The reality stands that people just are not a natural or desired source of food for sharks. Shark bites happen, but they are infrequent and there are a variety of theories regarding why sharks bite – ranging from defensive posturing, to curiosity, to competition, to mistaken identity. From our experience, this varies by species, conditions, and even the individual animal. Suffice it to say, this is not a statistically frequent occurrence.

Save Our Seas recently posted some good information about white sharks and why they may bite. The first and most commonly accepted explanation is that they are accidental, exploratory bites – a case of mistaken identity. Secondly, sharks, who don’t have hands, use their mouths to investigate objects they are innately curious about. Finally, it is believed that certain types of sharks defend their personal space by communicating through body posturing and biting.

Regardless of why a shark bite occurs, most sharks will typically bite once, realize that we are not a source of food, and leave. The rare fatality is usually due to loss of blood after that exploratory bite. Given the advanced predatory skills of sharks, if humans were a perceived food source, there would be almost as many fatalities as there are shark incidents, and many more incidents.

Remember – sharks are large wild animals. Stepping into their habitat has some risks. With the proper safety protocols, a high level of diving experience, and guidance from reputable dive operations, the risk is small when compared to the reward of an up-close encounter with one of the great co-inhabitants of our earth.

Diving Myths: Debunked (Three)

MYTH: The ocean is full of dangerous animals like sharks and barracudas.

TRUTH: Most divers actually consider a shark sighting to be a special and memorable occasion, since it is rare to see them. While such critters as sharks and barracudas should be respected and treated as wild animals, the vast majority subsist on a diet of things considerably smaller than a scuba diver. In fact, most sharks and barracuda are somewhat intimidated by divers; with our long fins and other equipment, we appear big to them … something they don’t want to mess with! Besides, it’s a myth that sharks are perpetually hungry or are always on the attack. It’s not uncommon at all for a shark to go two weeks without hunting, and in one documented case, a healthy shark did not eat for better than a year.
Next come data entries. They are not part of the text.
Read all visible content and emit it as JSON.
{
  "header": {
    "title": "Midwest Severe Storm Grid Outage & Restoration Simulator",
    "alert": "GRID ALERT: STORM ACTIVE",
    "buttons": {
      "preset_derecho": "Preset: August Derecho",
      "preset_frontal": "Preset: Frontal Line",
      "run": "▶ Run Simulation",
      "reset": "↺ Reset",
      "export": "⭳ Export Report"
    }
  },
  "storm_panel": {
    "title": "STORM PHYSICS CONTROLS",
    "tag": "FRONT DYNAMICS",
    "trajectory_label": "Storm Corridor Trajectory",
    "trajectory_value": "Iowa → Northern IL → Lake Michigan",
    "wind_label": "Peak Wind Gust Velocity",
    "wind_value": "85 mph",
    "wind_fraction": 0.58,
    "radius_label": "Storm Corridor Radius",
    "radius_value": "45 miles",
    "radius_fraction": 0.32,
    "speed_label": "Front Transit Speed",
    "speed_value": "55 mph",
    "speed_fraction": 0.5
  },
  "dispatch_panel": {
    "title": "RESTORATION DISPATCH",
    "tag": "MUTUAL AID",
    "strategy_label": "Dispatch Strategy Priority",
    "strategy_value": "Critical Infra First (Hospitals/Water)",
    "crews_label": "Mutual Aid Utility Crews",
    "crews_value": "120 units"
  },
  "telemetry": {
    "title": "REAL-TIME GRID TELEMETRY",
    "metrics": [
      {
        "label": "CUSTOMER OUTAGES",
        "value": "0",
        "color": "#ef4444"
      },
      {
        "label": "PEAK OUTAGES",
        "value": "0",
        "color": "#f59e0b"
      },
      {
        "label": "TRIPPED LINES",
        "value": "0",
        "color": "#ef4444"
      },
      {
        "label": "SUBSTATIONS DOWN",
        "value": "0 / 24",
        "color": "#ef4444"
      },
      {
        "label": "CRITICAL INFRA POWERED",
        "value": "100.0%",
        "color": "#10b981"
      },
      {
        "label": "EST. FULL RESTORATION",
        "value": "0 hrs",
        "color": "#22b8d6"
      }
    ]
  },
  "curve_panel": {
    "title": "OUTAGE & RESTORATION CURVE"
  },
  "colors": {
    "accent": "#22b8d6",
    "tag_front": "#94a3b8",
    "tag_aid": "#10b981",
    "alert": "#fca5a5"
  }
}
MYTH: It’s very cold underwater.

TRUTH: Many divers choose only to dive in warm water in Florida, the Caribbean, Hawaii or in the South Pacific, where water temperatures may soar to more than 80 degrees F (27 degrees C). But with the proper thermal protection a diver can do plenty of diving in cooler northern climates, exploring shipwrecks, clear lakes and many locations that might be off limits to an unprotected swimmer.  Click here for more information about your options for exposure protection.

MYTH: It’s expensive.

TRUTH: When you put it up against other leisure activities, such as owning a quality mountain bike, golfing, boating, or skiing, diving compares very favorably. And the more you dive, the more true that becomes. Dive gear, for instance, is very durable and can last for years and years; after a short while, the cost of your gear can work out to just a few pennies per dive.

MYTH: I’m very petite, the dive gear will never fit me.

TRUTH:  Dive gear is available now to fit individuals as small as pre-adolescent children. The piece of gear that smaller people view as a potential obstacle is the tank, but since people of smaller stature generally don’t consume as much air, they can comfortably dive with the smaller tanks that many dive centers have on hand.

MYTH: I have a medical condition that precludes diving.

TRUTH:  While it’s true that there are some medical issues that are incompatible with scuba diving, the list is shorter that you might think. Ask your local dive center for a set of guidelines that you can take to your family doctor so he or she can evaluate your fitness for diving. You might find out that what you’ve believed all along isn’t actually the case.